Publisher: Cold Beam Games
Developer: Cold Beam Games
by: Nicholas Puleo
Everyone's favorite music visualizer game, AudioSurf, has a new challenger, and its name is Beat Hazard. Like AudioSurf the game will take your music MP3s and create a playable game by decoding the beats, rhythyms, and bass of the game. The game however is quite different.
Beat Hazard uses a formula that's one of the oldest in terms of gaming, a twin stick shooter. Ever since the halls of Robotron 2084 we've been moving with our left and shooting with our right analog stick. Beat Hazard continues this by and also throws in some incredibly slick visuals. So how is the music tied to the gameplay? Your ships attack power is tied directly to the music volume, with the ability to pick up "volume" and "power" powerups that actually increase the volume of the track and your ships power. But if you hit a quiet section in a song, be ready to pew pew instead boom boom pow.
The rest of the song; the beats, melody, and bass, cause waves of asteroids and ships to be sent your way. Consecutively kill the bad guys to pick up multipliers and increase your score, and maximize how well you do on a level. The enemies the game spawns are few, with around six or seven different styles of ships - including two bosses. These boss ships are huge, and sometimes come in pairs, though predictably they seem to be launched after a lull in any of your music. Killing any of these ships results in some gorgeous explosions, full of color and particles. Every game has an epileptic warning before it in regards to seizures, this is one game I can see it being a real problem with.

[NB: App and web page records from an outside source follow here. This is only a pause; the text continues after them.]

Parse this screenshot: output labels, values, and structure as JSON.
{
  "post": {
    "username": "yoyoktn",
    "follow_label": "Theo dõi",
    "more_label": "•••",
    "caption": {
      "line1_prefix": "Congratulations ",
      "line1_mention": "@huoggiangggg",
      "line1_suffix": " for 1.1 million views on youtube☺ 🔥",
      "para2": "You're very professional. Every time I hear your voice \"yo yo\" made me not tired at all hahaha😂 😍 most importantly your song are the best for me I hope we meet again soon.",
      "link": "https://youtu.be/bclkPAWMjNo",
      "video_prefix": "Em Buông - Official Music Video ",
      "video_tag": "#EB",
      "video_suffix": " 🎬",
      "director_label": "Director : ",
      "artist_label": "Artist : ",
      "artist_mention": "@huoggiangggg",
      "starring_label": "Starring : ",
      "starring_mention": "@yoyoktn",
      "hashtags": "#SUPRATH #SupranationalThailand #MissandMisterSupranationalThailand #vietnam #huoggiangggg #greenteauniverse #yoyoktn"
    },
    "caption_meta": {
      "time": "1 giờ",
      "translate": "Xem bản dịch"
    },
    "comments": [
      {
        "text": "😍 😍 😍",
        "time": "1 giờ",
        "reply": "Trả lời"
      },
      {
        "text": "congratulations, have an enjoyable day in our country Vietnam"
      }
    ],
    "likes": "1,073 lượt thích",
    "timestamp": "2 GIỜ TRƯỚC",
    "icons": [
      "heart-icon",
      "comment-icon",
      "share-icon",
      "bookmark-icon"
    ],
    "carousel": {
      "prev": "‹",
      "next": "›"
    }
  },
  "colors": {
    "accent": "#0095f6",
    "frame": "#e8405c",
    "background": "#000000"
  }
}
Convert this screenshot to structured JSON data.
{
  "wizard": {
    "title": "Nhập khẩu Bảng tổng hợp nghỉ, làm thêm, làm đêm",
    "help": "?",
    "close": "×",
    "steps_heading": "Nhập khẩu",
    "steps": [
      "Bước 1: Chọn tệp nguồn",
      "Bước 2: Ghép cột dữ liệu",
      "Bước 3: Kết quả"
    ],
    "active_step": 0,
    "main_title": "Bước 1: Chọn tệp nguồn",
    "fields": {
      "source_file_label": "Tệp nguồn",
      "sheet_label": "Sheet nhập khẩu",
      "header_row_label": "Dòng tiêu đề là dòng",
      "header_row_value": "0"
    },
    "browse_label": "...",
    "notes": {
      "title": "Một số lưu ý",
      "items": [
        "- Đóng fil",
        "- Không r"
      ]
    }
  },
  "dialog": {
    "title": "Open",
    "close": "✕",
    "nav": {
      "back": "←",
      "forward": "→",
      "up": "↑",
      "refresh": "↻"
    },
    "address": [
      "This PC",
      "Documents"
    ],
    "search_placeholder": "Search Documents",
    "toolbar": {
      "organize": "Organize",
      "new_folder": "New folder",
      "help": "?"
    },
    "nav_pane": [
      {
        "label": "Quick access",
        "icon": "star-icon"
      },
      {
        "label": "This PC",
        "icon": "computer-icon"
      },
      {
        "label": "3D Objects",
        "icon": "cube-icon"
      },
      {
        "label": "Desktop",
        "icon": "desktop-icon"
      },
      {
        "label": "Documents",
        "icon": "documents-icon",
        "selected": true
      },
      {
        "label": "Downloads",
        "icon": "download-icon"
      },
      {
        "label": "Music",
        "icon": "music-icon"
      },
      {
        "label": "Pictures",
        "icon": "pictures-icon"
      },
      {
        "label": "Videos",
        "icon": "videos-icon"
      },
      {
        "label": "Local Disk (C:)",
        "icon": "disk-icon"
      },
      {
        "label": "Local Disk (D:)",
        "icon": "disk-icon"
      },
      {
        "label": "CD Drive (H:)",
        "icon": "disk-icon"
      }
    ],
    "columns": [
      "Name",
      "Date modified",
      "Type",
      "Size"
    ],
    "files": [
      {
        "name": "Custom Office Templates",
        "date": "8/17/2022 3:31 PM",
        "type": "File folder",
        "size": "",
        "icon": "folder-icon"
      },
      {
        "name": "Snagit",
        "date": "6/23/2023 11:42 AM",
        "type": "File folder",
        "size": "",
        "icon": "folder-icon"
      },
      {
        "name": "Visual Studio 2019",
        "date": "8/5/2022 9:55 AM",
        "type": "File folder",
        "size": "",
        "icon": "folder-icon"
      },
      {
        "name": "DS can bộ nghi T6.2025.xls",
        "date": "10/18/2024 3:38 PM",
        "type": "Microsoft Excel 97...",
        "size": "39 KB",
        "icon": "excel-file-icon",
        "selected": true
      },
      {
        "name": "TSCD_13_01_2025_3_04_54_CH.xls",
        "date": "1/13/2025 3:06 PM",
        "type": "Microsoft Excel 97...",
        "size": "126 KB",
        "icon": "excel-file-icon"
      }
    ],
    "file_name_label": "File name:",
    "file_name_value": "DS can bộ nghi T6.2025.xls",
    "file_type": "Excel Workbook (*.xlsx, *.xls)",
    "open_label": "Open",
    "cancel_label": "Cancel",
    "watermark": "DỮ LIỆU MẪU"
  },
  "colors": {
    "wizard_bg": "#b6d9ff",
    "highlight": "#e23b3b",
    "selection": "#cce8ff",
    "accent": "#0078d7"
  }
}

Beat Hazard ships with a handful of tracks to complete, as well as leaderboards and a survival mode to extend the gameplay. Obviously the meat of the product is the custom tracks, and as long as you have a few dance or trance albums on hand you're in for a real treat. Things do tend to go a bit stale, but as an alternative way to listen to some music, you can't go wrong with Beat Hazard.